“In the food court, where there are a lot of people still sitting around eating, or walking and moving around, there’s a lot of moving parts, being able to understand and get a clear picture of what’s in front of you,” he said. “Take a panoramic view and assess everything.”

Carrying a gun for self-defense brings with it a thicket of legal responsibilities. Ben Jaffe, a defense lawyer who specializes in firearm cases, said state law requires you to use a level of force that’s proportionate to the threat. Simply feeling threatened by erratic behavior, for example, does not justify using deadly force. You also have to stop shooting as soon as the danger has passed, even if it’s simply because your attacker is running away. Additionally, Jaffe said hitting an innocent bystander carries significant potential civil or criminal liabilities.

“Especially if there is some question about whether you needed to use deadly force, you could find yourself with a reckless homicide charge or an involuntary manslaughter charge,” said Jaffe.

Tindal and Kang echoed that sentiment.

Tindal said the four basic firearm safety rules–keep the gun pointed in a safe direction, treat all firearms as if they are loaded until ready to use, keep your finger off the trigger until ready to shoot, and know your target and what lies beyond–are essential if you have to shoot in self-defense.

“I can’t run for cover with my finger on the trigger and become startled or fall and accidentally shoot my gun or negligently shoot my gun. I’m responsible for that,” he said.

Tindal, Kang, and Jaffe all said training will help you make critical decisions on when or whether to shoot. Tindal and Kang said it’s a good idea to train with a variety of instructors.

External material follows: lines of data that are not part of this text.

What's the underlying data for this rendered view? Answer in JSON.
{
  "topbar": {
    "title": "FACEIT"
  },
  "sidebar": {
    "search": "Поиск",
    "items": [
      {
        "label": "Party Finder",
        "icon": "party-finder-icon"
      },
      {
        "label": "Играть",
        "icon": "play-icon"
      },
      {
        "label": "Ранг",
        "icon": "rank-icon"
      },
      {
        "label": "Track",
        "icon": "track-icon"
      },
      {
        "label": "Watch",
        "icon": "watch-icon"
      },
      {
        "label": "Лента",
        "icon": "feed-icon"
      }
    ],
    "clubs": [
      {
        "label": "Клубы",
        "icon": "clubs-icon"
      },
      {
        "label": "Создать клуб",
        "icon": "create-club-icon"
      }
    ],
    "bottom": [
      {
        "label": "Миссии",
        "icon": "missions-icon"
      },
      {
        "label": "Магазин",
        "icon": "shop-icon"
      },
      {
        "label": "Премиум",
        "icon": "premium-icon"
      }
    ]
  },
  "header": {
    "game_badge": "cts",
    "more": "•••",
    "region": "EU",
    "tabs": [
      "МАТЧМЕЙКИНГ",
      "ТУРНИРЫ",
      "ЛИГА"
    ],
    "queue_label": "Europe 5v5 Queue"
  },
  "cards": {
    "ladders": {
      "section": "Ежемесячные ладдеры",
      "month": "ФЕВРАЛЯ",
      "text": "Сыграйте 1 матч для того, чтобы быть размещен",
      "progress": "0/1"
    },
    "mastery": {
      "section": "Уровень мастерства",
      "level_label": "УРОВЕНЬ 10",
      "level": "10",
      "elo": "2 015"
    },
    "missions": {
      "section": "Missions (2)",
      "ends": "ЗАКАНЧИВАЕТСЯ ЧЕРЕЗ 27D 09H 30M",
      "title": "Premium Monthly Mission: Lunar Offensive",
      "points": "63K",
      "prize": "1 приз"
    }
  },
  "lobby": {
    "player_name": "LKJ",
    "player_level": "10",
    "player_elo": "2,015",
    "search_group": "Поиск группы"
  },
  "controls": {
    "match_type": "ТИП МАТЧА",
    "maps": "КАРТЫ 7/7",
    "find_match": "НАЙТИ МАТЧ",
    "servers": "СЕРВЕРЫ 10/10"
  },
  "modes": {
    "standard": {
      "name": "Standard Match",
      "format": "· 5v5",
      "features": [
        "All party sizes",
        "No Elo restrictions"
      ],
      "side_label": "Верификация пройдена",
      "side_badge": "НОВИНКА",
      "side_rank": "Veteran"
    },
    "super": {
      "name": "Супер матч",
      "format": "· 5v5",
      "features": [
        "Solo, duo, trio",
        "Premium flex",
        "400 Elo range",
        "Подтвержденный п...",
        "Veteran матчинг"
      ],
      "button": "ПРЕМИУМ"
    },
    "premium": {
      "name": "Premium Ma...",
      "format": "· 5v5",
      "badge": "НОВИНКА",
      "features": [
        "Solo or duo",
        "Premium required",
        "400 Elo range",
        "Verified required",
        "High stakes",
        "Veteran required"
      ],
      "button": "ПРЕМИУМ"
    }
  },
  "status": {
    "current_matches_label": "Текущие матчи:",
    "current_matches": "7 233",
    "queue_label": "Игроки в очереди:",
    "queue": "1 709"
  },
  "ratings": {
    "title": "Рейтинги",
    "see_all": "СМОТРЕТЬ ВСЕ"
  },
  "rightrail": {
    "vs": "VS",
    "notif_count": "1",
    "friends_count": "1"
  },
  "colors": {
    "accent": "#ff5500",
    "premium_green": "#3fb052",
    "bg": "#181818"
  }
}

They said look over the instructor’s resume, talk to them ahead of time about your needs and ask them for a demonstration of the things you want to be able to do.